an organ of the parliaments of Denmark, Finland, Iceland, Norway, and Sweden. Representatives of the various governments also take part, although only in an advisory capacity. The council may consider any questions; in practice, however, it does not discuss military and political questions.
The Nordic Council was established in 1952. Finland adhered in 1955. Cooperation between the member countries of the council is essentially based on the Helsinki Treaty of Nordic Cooperation, which was signed in 1962 and revised in 1971. The council consists of parliamentary deputies from the member countries; it makes recommendations to the Nordic governments.

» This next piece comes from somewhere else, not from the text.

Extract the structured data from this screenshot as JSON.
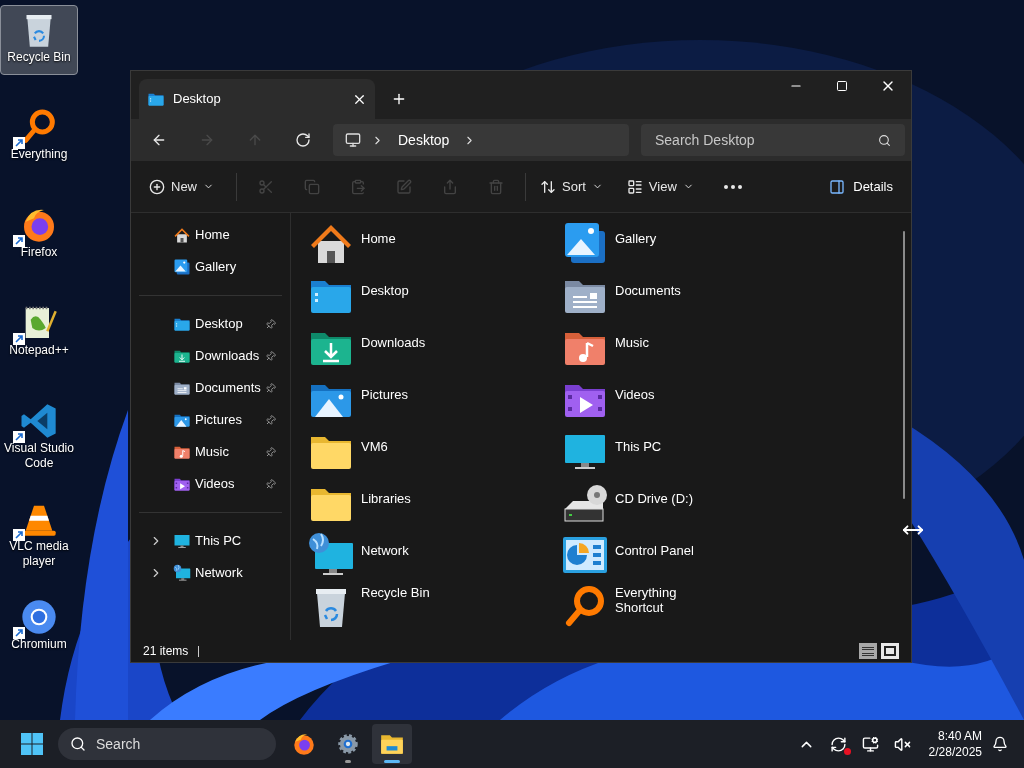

The Nordic Council has dealt with such problems as social and legal standardization in the Nordic countries. It has promoted the creation of a common Nordic labor market and the expansion of economic and cultural cooperation. It regards some problems as beyond its competence—for example, the creation of an atom-free zone in Northern Europe and the delimitation of the fishing zone for Iceland, which has requested the council’s protection against British encroachments.
The Nordic Council of Ministers was established within the Nordic Council in 1971, and the Permanent Secretariat in 1972. The press organ of the Nordic Council is the monthly Nordisk Kontakt, which has been published in Stockholm since 1955.